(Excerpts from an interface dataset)

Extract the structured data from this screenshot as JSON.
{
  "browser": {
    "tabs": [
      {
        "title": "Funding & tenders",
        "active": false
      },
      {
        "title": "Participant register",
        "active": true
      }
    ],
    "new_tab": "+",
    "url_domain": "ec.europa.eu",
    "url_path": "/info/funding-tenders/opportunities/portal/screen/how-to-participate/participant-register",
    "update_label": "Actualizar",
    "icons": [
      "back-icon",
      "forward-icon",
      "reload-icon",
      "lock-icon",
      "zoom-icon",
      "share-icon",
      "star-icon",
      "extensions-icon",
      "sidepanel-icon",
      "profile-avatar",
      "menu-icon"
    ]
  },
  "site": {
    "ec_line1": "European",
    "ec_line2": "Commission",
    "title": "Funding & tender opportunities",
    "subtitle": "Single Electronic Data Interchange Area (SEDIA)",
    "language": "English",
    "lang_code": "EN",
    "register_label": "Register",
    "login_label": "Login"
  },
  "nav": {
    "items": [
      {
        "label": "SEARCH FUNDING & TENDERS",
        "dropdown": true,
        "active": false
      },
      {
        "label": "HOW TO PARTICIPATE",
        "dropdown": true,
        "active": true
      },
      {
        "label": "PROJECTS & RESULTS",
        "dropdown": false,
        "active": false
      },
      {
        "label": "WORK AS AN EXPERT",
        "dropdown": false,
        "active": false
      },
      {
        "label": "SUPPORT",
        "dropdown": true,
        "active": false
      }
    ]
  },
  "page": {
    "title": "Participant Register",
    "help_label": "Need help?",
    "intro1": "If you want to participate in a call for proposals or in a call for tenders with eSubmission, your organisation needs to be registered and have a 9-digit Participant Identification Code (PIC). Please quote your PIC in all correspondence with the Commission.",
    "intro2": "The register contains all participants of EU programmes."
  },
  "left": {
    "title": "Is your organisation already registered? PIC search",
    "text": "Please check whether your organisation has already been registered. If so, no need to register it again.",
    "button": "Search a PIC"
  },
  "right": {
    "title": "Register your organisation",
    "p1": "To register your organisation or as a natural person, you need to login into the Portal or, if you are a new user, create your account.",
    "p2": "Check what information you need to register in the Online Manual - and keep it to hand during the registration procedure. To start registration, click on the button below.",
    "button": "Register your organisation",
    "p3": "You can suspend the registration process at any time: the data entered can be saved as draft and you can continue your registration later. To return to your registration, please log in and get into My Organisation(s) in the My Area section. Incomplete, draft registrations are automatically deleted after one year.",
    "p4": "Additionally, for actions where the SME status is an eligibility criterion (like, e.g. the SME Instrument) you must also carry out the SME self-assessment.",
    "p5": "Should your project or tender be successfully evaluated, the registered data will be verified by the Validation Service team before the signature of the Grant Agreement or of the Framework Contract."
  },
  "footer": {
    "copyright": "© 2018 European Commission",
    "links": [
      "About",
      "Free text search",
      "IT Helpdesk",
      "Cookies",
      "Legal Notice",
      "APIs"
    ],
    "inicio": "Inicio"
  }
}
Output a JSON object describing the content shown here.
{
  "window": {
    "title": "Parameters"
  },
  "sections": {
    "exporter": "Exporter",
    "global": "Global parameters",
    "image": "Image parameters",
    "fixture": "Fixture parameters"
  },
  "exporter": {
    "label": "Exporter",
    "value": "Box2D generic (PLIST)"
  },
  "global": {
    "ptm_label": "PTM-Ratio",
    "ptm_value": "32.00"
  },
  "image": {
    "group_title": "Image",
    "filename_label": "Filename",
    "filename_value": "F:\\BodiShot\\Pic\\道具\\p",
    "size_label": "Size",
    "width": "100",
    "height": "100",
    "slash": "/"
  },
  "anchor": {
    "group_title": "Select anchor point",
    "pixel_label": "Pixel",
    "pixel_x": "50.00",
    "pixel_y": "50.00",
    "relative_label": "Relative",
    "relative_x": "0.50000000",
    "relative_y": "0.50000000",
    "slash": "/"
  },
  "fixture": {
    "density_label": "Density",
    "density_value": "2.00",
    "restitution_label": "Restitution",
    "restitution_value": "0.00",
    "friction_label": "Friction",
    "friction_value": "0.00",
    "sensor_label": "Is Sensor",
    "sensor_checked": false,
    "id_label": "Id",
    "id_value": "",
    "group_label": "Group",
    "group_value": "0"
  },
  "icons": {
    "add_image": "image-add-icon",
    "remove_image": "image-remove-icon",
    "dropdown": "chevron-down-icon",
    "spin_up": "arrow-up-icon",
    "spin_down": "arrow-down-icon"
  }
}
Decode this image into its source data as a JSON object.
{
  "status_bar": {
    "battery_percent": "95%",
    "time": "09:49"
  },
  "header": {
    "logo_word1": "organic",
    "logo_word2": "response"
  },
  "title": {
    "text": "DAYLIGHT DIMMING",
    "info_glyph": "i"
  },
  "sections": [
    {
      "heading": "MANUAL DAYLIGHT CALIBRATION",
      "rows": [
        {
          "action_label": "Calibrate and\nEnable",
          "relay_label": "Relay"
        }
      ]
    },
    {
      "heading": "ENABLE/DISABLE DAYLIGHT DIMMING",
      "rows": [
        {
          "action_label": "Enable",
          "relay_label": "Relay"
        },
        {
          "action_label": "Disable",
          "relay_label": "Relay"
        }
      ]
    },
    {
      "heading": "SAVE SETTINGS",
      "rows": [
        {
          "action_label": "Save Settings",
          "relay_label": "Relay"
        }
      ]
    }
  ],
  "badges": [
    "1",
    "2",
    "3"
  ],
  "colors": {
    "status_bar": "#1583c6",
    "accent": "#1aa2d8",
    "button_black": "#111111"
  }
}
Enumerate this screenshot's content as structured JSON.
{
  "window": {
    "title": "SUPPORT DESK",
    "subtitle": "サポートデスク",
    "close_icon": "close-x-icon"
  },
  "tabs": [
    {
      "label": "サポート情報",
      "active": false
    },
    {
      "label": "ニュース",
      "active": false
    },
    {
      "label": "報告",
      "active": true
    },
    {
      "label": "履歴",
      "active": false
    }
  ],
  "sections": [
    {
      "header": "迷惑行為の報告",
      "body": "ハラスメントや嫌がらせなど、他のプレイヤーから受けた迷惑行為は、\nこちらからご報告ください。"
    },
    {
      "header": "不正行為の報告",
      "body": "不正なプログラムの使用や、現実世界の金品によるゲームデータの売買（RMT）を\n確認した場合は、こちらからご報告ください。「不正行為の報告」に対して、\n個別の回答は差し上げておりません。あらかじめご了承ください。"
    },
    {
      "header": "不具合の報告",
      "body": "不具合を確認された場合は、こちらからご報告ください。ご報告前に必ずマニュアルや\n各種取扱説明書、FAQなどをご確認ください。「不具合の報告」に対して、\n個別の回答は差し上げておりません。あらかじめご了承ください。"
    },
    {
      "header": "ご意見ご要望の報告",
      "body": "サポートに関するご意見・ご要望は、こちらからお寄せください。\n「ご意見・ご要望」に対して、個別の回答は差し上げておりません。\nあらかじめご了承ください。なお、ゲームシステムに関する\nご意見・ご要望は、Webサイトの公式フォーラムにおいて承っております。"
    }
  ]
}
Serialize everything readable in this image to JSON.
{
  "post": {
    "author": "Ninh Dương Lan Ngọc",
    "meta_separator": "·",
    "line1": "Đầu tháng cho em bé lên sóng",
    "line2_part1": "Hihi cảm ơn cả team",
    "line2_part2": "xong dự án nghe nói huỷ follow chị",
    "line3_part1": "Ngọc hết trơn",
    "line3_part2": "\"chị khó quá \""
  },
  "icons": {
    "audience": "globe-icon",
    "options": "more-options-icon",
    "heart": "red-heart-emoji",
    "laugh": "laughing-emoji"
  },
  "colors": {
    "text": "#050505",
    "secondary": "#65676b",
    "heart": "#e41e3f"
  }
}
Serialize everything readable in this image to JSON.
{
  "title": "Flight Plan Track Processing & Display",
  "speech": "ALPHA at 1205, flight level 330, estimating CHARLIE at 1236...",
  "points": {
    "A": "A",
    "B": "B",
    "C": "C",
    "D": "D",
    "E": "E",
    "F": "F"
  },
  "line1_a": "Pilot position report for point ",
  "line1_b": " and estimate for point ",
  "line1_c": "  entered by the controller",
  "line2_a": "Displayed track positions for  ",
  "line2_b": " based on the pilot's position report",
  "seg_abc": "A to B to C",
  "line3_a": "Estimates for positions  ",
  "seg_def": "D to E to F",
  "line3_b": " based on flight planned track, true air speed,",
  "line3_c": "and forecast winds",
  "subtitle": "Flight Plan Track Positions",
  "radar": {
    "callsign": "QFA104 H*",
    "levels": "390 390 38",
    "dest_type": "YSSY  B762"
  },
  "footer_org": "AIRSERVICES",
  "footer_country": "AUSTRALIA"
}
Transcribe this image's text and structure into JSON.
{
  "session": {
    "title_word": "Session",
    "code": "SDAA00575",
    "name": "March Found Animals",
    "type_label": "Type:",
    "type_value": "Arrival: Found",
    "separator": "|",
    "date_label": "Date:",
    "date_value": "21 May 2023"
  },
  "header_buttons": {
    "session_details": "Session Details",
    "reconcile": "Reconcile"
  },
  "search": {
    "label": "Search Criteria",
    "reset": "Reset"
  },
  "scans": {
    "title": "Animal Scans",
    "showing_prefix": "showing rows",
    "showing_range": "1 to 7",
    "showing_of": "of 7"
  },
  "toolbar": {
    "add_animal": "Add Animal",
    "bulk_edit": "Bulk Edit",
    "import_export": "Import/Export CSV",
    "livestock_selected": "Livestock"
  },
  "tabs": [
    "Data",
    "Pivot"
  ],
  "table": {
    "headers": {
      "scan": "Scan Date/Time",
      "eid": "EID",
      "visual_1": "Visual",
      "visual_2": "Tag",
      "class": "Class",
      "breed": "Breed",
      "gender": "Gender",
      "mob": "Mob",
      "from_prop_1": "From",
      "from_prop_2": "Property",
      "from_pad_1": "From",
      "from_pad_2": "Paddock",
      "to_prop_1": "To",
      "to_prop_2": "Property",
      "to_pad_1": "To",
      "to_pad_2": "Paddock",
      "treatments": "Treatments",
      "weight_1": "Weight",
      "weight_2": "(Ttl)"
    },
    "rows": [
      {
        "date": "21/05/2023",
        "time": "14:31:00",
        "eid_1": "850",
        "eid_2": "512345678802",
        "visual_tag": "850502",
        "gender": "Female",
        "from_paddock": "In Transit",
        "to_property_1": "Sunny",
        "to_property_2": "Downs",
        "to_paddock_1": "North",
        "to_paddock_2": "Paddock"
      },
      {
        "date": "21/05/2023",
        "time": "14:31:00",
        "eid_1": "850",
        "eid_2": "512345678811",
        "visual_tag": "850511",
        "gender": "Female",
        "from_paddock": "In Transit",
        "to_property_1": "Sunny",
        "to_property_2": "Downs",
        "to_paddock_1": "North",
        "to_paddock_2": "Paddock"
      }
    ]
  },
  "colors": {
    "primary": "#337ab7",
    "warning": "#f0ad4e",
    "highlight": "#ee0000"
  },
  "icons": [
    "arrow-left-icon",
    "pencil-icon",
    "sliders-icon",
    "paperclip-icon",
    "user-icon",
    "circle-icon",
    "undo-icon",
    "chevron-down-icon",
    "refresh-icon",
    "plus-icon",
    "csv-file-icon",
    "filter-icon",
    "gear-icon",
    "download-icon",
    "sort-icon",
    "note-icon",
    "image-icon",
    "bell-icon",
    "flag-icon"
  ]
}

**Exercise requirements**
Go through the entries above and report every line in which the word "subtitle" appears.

**Response**
    "subtitle": "Single Electronic Data Interchange Area (SEDIA)",
    "subtitle": "サポートデスク",
  "subtitle": "Flight Plan Track Positions",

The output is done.